* _Exercise details_
Examine each line in the records below for the word "true". Report how many lines contain it, and nothing else.

* _Data supplied_
────

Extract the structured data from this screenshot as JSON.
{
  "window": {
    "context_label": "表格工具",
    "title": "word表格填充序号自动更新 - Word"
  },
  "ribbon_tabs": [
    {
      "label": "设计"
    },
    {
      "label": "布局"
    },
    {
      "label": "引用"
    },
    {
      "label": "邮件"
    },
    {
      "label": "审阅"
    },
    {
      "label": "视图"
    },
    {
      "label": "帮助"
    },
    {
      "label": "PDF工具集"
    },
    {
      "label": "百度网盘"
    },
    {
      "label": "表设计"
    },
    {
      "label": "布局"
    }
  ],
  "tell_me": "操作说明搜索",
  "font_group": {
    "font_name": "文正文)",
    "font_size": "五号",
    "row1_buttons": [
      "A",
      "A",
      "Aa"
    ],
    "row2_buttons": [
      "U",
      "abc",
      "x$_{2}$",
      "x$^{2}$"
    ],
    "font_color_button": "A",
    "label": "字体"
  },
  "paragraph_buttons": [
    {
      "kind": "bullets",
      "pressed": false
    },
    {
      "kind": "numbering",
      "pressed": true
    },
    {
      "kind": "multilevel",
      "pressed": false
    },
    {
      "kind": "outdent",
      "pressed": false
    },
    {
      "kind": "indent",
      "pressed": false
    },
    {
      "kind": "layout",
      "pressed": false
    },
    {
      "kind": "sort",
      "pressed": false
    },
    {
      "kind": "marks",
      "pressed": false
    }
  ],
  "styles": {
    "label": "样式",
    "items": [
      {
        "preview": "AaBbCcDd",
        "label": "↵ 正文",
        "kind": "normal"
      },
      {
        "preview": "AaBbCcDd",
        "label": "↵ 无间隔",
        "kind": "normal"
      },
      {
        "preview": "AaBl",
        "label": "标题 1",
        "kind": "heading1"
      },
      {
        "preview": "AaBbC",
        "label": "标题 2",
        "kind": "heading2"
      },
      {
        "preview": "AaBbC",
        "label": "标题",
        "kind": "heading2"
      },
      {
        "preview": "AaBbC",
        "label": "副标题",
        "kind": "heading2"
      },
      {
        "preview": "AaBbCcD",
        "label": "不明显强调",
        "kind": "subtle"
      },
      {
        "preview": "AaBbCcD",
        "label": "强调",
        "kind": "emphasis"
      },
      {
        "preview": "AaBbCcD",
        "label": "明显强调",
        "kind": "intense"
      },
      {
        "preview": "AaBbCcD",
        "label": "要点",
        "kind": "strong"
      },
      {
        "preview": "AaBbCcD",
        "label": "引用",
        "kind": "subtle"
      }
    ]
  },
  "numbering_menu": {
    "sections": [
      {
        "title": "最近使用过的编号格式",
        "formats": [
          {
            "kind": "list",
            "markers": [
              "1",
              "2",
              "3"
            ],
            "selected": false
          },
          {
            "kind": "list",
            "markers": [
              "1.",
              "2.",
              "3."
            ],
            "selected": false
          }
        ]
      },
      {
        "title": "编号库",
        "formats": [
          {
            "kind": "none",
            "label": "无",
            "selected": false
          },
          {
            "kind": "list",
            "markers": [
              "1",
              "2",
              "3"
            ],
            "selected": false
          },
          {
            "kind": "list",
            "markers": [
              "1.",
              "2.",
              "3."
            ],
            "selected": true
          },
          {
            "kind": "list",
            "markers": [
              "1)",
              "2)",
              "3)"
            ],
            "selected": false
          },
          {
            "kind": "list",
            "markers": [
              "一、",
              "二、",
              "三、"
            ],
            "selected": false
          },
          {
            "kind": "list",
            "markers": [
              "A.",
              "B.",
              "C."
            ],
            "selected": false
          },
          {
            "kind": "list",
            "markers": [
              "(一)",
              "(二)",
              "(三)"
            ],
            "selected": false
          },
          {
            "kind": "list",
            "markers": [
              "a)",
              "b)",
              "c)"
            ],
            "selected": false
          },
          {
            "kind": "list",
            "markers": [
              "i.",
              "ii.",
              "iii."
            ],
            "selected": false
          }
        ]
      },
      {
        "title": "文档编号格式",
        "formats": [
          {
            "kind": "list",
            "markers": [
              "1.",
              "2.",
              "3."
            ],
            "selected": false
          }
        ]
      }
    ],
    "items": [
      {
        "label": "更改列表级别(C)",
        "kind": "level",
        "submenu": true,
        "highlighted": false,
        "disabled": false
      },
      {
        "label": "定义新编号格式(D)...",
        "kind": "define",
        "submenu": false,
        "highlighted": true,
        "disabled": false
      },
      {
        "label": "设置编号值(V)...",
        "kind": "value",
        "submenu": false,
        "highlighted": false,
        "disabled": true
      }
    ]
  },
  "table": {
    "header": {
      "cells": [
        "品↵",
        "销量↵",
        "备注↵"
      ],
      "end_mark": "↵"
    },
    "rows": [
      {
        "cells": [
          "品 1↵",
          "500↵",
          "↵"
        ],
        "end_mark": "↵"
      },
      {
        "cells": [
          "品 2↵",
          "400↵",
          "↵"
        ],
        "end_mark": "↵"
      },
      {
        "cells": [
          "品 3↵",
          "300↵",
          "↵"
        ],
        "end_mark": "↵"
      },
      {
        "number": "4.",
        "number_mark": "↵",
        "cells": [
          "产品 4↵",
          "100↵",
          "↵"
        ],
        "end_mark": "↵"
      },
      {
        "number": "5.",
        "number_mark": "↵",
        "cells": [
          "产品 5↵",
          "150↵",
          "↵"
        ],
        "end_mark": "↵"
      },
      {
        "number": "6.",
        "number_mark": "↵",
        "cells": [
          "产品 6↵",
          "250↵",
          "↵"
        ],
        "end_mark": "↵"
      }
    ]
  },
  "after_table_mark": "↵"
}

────

* _Task result_
5